Component data from apps and pages
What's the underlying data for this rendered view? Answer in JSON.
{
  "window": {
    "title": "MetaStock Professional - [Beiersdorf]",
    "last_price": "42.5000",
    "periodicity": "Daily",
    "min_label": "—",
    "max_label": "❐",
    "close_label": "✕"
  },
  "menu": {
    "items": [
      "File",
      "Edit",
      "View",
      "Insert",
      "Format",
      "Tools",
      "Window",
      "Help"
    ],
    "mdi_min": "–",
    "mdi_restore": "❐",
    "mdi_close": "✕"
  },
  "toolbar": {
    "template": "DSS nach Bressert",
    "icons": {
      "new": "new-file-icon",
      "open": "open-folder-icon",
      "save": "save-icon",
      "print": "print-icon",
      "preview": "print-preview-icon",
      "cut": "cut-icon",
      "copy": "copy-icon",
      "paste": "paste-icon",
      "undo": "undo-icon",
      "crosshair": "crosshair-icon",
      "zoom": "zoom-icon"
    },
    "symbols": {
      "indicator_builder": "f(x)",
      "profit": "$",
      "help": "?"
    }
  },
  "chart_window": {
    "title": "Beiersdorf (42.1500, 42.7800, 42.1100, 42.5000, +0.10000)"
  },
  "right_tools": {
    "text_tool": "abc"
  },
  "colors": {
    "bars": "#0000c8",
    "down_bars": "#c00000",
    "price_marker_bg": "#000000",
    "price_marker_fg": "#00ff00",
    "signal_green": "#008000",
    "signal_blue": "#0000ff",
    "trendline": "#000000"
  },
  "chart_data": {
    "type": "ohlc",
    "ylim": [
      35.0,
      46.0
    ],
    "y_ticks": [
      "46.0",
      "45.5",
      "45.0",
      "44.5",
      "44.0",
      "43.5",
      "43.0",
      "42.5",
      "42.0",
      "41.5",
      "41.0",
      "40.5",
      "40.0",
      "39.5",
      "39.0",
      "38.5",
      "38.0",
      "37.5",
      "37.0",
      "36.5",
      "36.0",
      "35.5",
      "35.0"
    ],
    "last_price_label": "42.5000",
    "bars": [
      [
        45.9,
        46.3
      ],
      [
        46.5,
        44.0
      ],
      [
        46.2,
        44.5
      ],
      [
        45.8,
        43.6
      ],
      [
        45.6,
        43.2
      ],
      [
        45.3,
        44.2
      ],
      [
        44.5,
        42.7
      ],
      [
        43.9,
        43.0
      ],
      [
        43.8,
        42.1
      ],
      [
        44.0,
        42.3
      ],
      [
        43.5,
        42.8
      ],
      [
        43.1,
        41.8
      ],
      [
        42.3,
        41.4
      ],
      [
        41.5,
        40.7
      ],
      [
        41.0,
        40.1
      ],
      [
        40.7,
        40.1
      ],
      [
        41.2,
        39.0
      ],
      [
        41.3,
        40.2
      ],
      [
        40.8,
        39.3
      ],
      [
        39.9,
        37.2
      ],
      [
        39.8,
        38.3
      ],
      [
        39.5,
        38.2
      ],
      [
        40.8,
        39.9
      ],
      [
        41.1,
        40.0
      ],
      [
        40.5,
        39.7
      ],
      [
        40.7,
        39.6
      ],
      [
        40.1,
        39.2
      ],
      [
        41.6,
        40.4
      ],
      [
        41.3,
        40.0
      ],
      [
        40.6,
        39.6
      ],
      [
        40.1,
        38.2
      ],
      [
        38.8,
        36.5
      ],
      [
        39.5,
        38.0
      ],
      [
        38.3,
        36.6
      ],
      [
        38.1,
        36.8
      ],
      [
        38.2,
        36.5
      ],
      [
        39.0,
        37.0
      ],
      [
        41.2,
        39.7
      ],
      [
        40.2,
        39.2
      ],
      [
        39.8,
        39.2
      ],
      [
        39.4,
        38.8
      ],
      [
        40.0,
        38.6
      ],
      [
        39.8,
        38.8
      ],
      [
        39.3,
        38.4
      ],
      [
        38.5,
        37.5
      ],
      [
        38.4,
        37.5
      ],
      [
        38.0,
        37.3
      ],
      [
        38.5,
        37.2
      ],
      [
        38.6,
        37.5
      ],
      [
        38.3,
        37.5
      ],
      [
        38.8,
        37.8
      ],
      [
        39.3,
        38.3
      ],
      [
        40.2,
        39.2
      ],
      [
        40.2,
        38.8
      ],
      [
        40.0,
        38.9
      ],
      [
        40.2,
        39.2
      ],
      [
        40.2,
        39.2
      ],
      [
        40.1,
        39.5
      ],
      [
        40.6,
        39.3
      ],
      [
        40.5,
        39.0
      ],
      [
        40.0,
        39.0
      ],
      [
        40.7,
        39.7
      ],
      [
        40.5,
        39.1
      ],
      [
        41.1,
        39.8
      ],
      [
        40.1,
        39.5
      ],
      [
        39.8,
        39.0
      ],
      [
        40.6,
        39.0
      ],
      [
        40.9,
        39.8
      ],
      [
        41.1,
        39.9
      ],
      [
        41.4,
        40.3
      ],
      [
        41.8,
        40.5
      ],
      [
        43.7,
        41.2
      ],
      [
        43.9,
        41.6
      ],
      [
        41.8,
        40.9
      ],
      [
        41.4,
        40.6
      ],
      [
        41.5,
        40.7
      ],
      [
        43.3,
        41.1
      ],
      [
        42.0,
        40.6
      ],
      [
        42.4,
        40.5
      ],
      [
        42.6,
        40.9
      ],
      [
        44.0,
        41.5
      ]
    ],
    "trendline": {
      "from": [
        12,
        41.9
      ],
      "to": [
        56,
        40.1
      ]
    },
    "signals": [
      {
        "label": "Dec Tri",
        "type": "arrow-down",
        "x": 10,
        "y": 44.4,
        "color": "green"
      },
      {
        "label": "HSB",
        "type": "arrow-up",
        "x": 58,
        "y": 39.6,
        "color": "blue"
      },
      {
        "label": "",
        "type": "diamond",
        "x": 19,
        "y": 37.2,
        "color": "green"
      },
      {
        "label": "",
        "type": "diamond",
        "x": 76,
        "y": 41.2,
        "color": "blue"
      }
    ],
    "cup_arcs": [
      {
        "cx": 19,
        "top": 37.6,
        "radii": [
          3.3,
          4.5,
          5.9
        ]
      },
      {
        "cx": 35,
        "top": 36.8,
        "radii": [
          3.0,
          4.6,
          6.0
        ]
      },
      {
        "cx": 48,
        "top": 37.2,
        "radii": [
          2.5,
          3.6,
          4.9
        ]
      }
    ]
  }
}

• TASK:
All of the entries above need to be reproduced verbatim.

• SOLUTION:
What's the underlying data for this rendered view? Answer in JSON.
{
  "window": {
    "title": "MetaStock Professional - [Beiersdorf]",
    "last_price": "42.5000",
    "periodicity": "Daily",
    "min_label": "—",
    "max_label": "❐",
    "close_label": "✕"
  },
  "menu": {
    "items": [
      "File",
      "Edit",
      "View",
      "Insert",
      "Format",
      "Tools",
      "Window",
      "Help"
    ],
    "mdi_min": "–",
    "mdi_restore": "❐",
    "mdi_close": "✕"
  },
  "toolbar": {
    "template": "DSS nach Bressert",
    "icons": {
      "new": "new-file-icon",
      "open": "open-folder-icon",
      "save": "save-icon",
      "print": "print-icon",
      "preview": "print-preview-icon",
      "cut": "cut-icon",
      "copy": "copy-icon",
      "paste": "paste-icon",
      "undo": "undo-icon",
      "crosshair": "crosshair-icon",
      "zoom": "zoom-icon"
    },
    "symbols": {
      "indicator_builder": "f(x)",
      "profit": "$",
      "help": "?"
    }
  },
  "chart_window": {
    "title": "Beiersdorf (42.1500, 42.7800, 42.1100, 42.5000, +0.10000)"
  },
  "right_tools": {
    "text_tool": "abc"
  },
  "colors": {
    "bars": "#0000c8",
    "down_bars": "#c00000",
    "price_marker_bg": "#000000",
    "price_marker_fg": "#00ff00",
    "signal_green": "#008000",
    "signal_blue": "#0000ff",
    "trendline": "#000000"
  },
  "chart_data": {
    "type": "ohlc",
    "ylim": [
      35.0,
      46.0
    ],
    "y_ticks": [
      "46.0",
      "45.5",
      "45.0",
      "44.5",
      "44.0",
      "43.5",
      "43.0",
      "42.5",
      "42.0",
      "41.5",
      "41.0",
      "40.5",
      "40.0",
      "39.5",
      "39.0",
      "38.5",
      "38.0",
      "37.5",
      "37.0",
      "36.5",
      "36.0",
      "35.5",
      "35.0"
    ],
    "last_price_label": "42.5000",
    "bars": [
      [
        45.9,
        46.3
      ],
      [
        46.5,
        44.0
      ],
      [
        46.2,
        44.5
      ],
      [
        45.8,
        43.6
      ],
      [
        45.6,
        43.2
      ],
      [
        45.3,
        44.2
      ],
      [
        44.5,
        42.7
      ],
      [
        43.9,
        43.0
      ],
      [
        43.8,
        42.1
      ],
      [
        44.0,
        42.3
      ],
      [
        43.5,
        42.8
      ],
      [
        43.1,
        41.8
      ],
      [
        42.3,
        41.4
      ],
      [
        41.5,
        40.7
      ],
      [
        41.0,
        40.1
      ],
      [
        40.7,
        40.1
      ],
      [
        41.2,
        39.0
      ],
      [
        41.3,
        40.2
      ],
      [
        40.8,
        39.3
      ],
      [
        39.9,
        37.2
      ],
      [
        39.8,
        38.3
      ],
      [
        39.5,
        38.2
      ],
      [
        40.8,
        39.9
      ],
      [
        41.1,
        40.0
      ],
      [
        40.5,
        39.7
      ],
      [
        40.7,
        39.6
      ],
      [
        40.1,
        39.2
      ],
      [
        41.6,
        40.4
      ],
      [
        41.3,
        40.0
      ],
      [
        40.6,
        39.6
      ],
      [
        40.1,
        38.2
      ],
      [
        38.8,
        36.5
      ],
      [
        39.5,
        38.0
      ],
      [
        38.3,
        36.6
      ],
      [
        38.1,
        36.8
      ],
      [
        38.2,
        36.5
      ],
      [
        39.0,
        37.0
      ],
      [
        41.2,
        39.7
      ],
      [
        40.2,
        39.2
      ],
      [
        39.8,
        39.2
      ],
      [
        39.4,
        38.8
      ],
      [
        40.0,
        38.6
      ],
      [
        39.8,
        38.8
      ],
      [
        39.3,
        38.4
      ],
      [
        38.5,
        37.5
      ],
      [
        38.4,
        37.5
      ],
      [
        38.0,
        37.3
      ],
      [
        38.5,
        37.2
      ],
      [
        38.6,
        37.5
      ],
      [
        38.3,
        37.5
      ],
      [
        38.8,
        37.8
      ],
      [
        39.3,
        38.3
      ],
      [
        40.2,
        39.2
      ],
      [
        40.2,
        38.8
      ],
      [
        40.0,
        38.9
      ],
      [
        40.2,
        39.2
      ],
      [
        40.2,
        39.2
      ],
      [
        40.1,
        39.5
      ],
      [
        40.6,
        39.3
      ],
      [
        40.5,
        39.0
      ],
      [
        40.0,
        39.0
      ],
      [
        40.7,
        39.7
      ],
      [
        40.5,
        39.1
      ],
      [
        41.1,
        39.8
      ],
      [
        40.1,
        39.5
      ],
      [
        39.8,
        39.0
      ],
      [
        40.6,
        39.0
      ],
      [
        40.9,
        39.8
      ],
      [
        41.1,
        39.9
      ],
      [
        41.4,
        40.3
      ],
      [
        41.8,
        40.5
      ],
      [
        43.7,
        41.2
      ],
      [
        43.9,
        41.6
      ],
      [
        41.8,
        40.9
      ],
      [
        41.4,
        40.6
      ],
      [
        41.5,
        40.7
      ],
      [
        43.3,
        41.1
      ],
      [
        42.0,
        40.6
      ],
      [
        42.4,
        40.5
      ],
      [
        42.6,
        40.9
      ],
      [
        44.0,
        41.5
      ]
    ],
    "trendline": {
      "from": [
        12,
        41.9
      ],
      "to": [
        56,
        40.1
      ]
    },
    "signals": [
      {
        "label": "Dec Tri",
        "type": "arrow-down",
        "x": 10,
        "y": 44.4,
        "color": "green"
      },
      {
        "label": "HSB",
        "type": "arrow-up",
        "x": 58,
        "y": 39.6,
        "color": "blue"
      },
      {
        "label": "",
        "type": "diamond",
        "x": 19,
        "y": 37.2,
        "color": "green"
      },
      {
        "label": "",
        "type": "diamond",
        "x": 76,
        "y": 41.2,
        "color": "blue"
      }
    ],
    "cup_arcs": [
      {
        "cx": 19,
        "top": 37.6,
        "radii": [
          3.3,
          4.5,
          5.9
        ]
      },
      {
        "cx": 35,
        "top": 36.8,
        "radii": [
          3.0,
          4.6,
          6.0
        ]
      },
      {
        "cx": 48,
        "top": 37.2,
        "radii": [
          2.5,
          3.6,
          4.9
        ]
      }
    ]
  }
}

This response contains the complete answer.